After the collapse of Nicoll Highway in 2004, the Workplace Safety and Health Advisory Committee - now the Workplace Safety and Health Council (WSHC) - put in place several tools that aimed to prevent other similar incidents.
For instance, certain safety requirements were mandated and were made non-negotiable in contracts. A safety budget was also to be excluded from bid prices.
It is timely to review the implementation of such recommendations, especially for large infrastructure and civil projects (Workplace safety: The next frontier; Aug 10).
The need to educate all stakeholders on the current law is important.
Take the recent collapse of the viaduct in Upper Changi Road East, for example.
While the focus has been on the main contractor, we also need to examine the critical roles of other stakeholders, including the owner/developer and designers, whose duties and responsibilities are clearly spelt out in the Workplace Safety and Health (Design for Safety) Regulations, which came into force on Aug 1 last year.
The influence of insurers on safety is also weak in Singapore, possibly due to the business model and competitive nature of the industry. Premiums are priced to attract or retain a client, rather than based on its safety performance. This needs to change.

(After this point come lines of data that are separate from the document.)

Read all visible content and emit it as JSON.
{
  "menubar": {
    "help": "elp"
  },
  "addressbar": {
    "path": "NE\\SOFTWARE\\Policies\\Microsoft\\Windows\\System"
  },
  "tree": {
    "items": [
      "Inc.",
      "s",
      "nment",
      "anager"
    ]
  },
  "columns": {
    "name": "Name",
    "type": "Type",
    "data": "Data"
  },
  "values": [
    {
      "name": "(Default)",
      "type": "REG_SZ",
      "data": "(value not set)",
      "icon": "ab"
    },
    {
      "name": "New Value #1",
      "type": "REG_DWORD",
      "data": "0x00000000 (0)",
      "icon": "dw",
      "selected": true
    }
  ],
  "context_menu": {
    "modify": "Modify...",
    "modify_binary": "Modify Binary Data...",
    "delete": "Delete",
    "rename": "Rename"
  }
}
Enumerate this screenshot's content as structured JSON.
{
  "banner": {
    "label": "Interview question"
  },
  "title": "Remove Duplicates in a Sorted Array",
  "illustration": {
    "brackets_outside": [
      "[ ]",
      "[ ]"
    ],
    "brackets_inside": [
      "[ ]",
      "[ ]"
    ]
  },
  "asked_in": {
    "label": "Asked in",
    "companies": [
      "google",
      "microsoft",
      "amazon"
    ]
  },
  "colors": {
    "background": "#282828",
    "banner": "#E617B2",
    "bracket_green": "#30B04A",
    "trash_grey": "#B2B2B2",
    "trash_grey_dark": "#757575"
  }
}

It is important to review how diligently and effectively each duty holder has discharged its duty, as well as to evaluate the adoption of the tools developed by the WSHC to measure safety performance proactively.

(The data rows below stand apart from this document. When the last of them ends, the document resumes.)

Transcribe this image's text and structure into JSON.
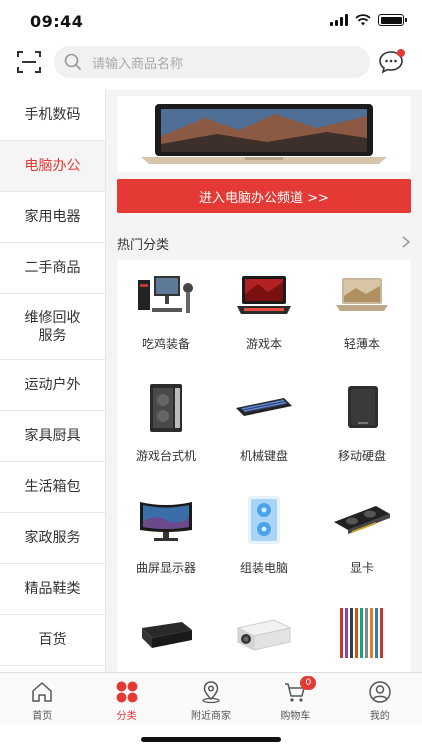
{
  "status_bar": {
    "time": "09:44"
  },
  "search": {
    "placeholder": "请输入商品名称"
  },
  "sidebar": {
    "items": [
      {
        "label": "手机数码",
        "active": false
      },
      {
        "label": "电脑办公",
        "active": true
      },
      {
        "label": "家用电器",
        "active": false
      },
      {
        "label": "二手商品",
        "active": false
      },
      {
        "label": "维修回收服务",
        "active": false
      },
      {
        "label": "运动户外",
        "active": false
      },
      {
        "label": "家具厨具",
        "active": false
      },
      {
        "label": "生活箱包",
        "active": false
      },
      {
        "label": "家政服务",
        "active": false
      },
      {
        "label": "精品鞋类",
        "active": false
      },
      {
        "label": "百货",
        "active": false
      }
    ]
  },
  "content": {
    "channel_button": "进入电脑办公频道 >>",
    "hot_title": "热门分类",
    "hot_items": [
      {
        "label": "吃鸡装备",
        "icon": "gaming-setup-icon"
      },
      {
        "label": "游戏本",
        "icon": "gaming-laptop-icon"
      },
      {
        "label": "轻薄本",
        "icon": "thin-laptop-icon"
      },
      {
        "label": "游戏台式机",
        "icon": "desktop-tower-icon"
      },
      {
        "label": "机械键盘",
        "icon": "keyboard-icon"
      },
      {
        "label": "移动硬盘",
        "icon": "hard-drive-icon"
      },
      {
        "label": "曲屏显示器",
        "icon": "curved-monitor-icon"
      },
      {
        "label": "组装电脑",
        "icon": "pc-case-icon"
      },
      {
        "label": "显卡",
        "icon": "graphics-card-icon"
      },
      {
        "label": "",
        "icon": "printer-icon"
      },
      {
        "label": "",
        "icon": "projector-icon"
      },
      {
        "label": "",
        "icon": "pens-icon"
      }
    ]
  },
  "tab_bar": {
    "tabs": [
      {
        "label": "首页",
        "icon": "home-icon",
        "active": false
      },
      {
        "label": "分类",
        "icon": "category-icon",
        "active": true
      },
      {
        "label": "附近商家",
        "icon": "location-icon",
        "active": false
      },
      {
        "label": "购物车",
        "icon": "cart-icon",
        "active": false,
        "badge": "0"
      },
      {
        "label": "我的",
        "icon": "profile-icon",
        "active": false
      }
    ]
  },
  "colors": {
    "accent": "#e53935",
    "sidebar_active_bg": "#f5f5f5",
    "content_bg": "#f4f4f4"
  }
}
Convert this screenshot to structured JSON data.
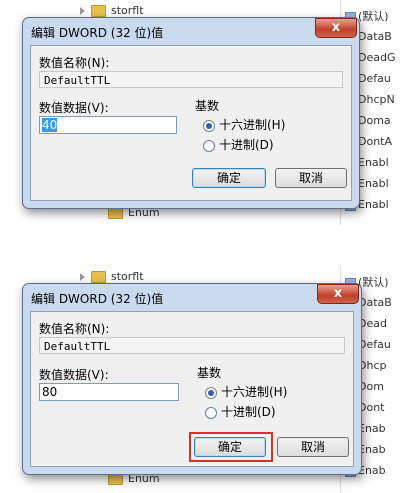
{
  "panels": [
    {
      "tree": [
        {
          "label": "storflt",
          "kind": "arrow"
        },
        {
          "label": "Enum",
          "kind": "folder"
        }
      ],
      "values": [
        "(默认)",
        "DataB",
        "DeadG",
        "Defau",
        "DhcpN",
        "Doma",
        "DontA",
        "Enabl",
        "Enabl",
        "Enabl"
      ],
      "dialog": {
        "title": "编辑 DWORD (32 位)值",
        "close": "x",
        "name_label": "数值名称(N):",
        "name_value": "DefaultTTL",
        "data_label": "数值数据(V):",
        "data_value": "40",
        "base_label": "基数",
        "hex_label": "十六进制(H)",
        "dec_label": "十进制(D)",
        "selected_base": "hex",
        "ok": "确定",
        "cancel": "取消"
      }
    },
    {
      "tree": [
        {
          "label": "storflt",
          "kind": "arrow"
        },
        {
          "label": "Enum",
          "kind": "folder"
        }
      ],
      "values": [
        "(默认)",
        "DataB",
        "Dead",
        "Defau",
        "Dhcp",
        "Dom",
        "Dont",
        "Enab",
        "Enab",
        "Enab"
      ],
      "dialog": {
        "title": "编辑 DWORD (32 位)值",
        "close": "x",
        "name_label": "数值名称(N):",
        "name_value": "DefaultTTL",
        "data_label": "数值数据(V):",
        "data_value": "80",
        "base_label": "基数",
        "hex_label": "十六进制(H)",
        "dec_label": "十进制(D)",
        "selected_base": "hex",
        "ok": "确定",
        "cancel": "取消"
      }
    }
  ],
  "colors": {
    "highlight": "#d9302a",
    "dialog_frame": "#c9d9ee"
  }
}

The formation of the WSHC has put in place a "systems thinking" and "lesson learnt" mindset. This mindset is critical in predicting and preventing complex accidents.

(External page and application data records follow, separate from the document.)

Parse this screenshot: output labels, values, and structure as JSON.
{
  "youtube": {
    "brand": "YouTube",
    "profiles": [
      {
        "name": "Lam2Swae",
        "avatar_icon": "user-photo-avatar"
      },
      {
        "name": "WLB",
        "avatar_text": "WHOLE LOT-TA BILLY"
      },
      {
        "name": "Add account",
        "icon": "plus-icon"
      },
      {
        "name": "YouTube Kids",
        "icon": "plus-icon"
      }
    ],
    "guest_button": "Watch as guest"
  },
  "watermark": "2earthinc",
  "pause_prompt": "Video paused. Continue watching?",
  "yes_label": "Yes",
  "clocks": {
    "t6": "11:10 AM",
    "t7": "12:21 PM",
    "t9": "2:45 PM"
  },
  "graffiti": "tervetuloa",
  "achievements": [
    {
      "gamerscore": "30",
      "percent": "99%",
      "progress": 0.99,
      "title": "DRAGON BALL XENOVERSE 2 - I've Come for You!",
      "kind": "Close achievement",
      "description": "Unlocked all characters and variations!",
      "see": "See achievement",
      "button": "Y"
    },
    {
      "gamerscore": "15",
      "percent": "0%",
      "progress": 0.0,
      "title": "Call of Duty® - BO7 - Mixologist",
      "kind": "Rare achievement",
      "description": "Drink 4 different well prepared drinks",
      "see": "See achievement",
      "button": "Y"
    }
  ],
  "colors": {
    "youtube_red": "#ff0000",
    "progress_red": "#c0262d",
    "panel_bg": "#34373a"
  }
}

Often, high-profile accidents are met with knee-jerk reactions that lead to heavier penalties and more regulatory control, resulting in confusion in the industry.
We need to ensure the proper implementation of the tools already available to us before rushing to introduce more tools.
Goh Chye Guan